- _Task prompt_: Find all lines in the records that include the word "glyph", and copy them out.

- _Dataset entries_:
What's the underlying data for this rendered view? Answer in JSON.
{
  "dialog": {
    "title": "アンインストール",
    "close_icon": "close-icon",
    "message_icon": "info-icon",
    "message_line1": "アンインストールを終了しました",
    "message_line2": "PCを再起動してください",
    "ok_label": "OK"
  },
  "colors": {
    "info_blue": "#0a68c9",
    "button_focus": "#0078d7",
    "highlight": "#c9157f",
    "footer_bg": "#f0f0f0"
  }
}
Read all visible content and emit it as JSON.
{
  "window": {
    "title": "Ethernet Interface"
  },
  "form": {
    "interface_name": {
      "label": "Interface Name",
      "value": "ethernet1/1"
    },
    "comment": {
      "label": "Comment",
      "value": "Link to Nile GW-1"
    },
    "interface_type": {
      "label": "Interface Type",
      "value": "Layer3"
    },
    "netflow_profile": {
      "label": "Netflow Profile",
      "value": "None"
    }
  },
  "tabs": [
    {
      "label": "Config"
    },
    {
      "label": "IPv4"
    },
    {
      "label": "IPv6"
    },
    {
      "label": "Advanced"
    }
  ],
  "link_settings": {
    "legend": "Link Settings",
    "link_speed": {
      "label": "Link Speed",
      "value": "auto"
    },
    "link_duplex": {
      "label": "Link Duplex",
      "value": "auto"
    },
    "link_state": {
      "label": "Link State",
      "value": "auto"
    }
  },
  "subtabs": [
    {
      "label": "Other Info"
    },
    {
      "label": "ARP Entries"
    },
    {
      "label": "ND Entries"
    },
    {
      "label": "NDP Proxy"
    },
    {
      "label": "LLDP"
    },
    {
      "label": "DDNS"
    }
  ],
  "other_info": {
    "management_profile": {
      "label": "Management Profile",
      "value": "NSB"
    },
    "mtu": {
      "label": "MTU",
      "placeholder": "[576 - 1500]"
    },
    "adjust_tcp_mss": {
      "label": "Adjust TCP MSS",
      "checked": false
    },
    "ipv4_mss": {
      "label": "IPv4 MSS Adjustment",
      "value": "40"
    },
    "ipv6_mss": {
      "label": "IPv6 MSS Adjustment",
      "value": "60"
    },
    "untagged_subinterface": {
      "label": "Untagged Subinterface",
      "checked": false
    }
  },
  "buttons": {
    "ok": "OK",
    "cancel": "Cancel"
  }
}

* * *

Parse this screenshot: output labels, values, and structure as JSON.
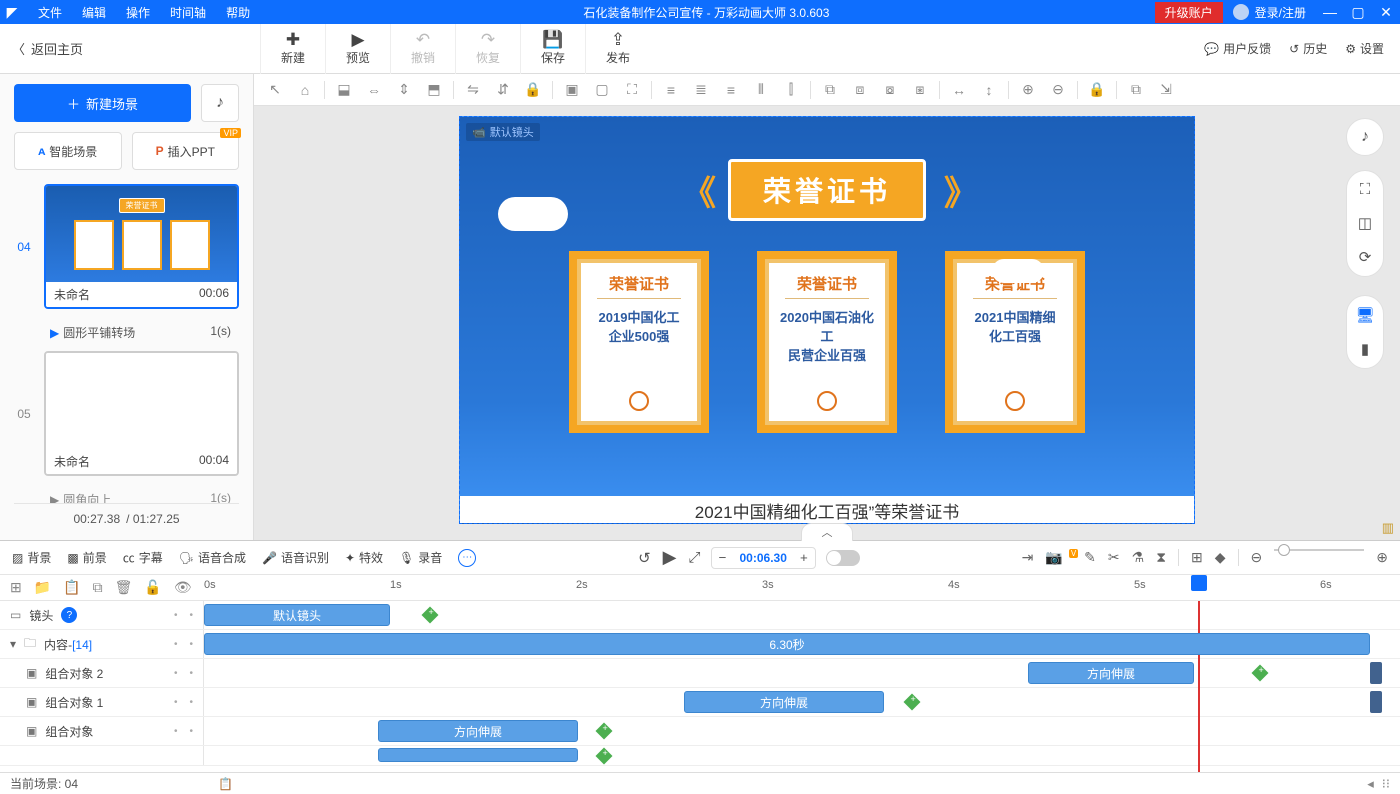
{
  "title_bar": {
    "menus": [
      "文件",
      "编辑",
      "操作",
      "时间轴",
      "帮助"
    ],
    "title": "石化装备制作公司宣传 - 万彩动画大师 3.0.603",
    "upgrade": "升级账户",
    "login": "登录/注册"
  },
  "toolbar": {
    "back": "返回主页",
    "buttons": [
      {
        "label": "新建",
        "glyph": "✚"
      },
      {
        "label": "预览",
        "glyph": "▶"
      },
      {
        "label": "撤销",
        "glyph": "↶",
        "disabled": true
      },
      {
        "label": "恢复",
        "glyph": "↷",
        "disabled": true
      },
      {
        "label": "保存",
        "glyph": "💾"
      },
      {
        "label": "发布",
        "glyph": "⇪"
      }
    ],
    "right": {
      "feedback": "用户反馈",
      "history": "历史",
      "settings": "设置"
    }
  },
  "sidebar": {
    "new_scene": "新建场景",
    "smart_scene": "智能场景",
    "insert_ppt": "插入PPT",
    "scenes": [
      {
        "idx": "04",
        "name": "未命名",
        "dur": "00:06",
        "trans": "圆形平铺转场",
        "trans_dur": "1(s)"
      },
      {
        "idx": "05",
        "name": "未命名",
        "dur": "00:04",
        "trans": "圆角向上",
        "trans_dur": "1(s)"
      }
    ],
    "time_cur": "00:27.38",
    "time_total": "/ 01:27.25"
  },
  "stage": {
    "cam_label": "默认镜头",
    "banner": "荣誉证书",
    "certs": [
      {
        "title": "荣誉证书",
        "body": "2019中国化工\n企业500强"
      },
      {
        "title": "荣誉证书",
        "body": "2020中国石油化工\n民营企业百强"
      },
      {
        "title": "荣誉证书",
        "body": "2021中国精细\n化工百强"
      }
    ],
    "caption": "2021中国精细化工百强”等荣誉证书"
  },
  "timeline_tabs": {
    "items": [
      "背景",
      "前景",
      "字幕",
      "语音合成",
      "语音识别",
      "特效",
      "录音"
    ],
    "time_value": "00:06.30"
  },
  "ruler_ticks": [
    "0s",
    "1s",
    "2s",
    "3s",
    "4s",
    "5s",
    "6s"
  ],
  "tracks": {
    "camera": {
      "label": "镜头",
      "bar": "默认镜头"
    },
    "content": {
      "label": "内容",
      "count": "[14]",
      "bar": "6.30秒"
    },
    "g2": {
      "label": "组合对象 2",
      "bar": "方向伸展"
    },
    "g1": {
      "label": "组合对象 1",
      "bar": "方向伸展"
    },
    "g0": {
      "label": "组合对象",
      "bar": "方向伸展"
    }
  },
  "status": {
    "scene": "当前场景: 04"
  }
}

- _Output of the exercise_:
        "glyph": "✚"
        "glyph": "▶"
        "glyph": "↶",
        "glyph": "↷",
        "glyph": "💾"
        "glyph": "⇪"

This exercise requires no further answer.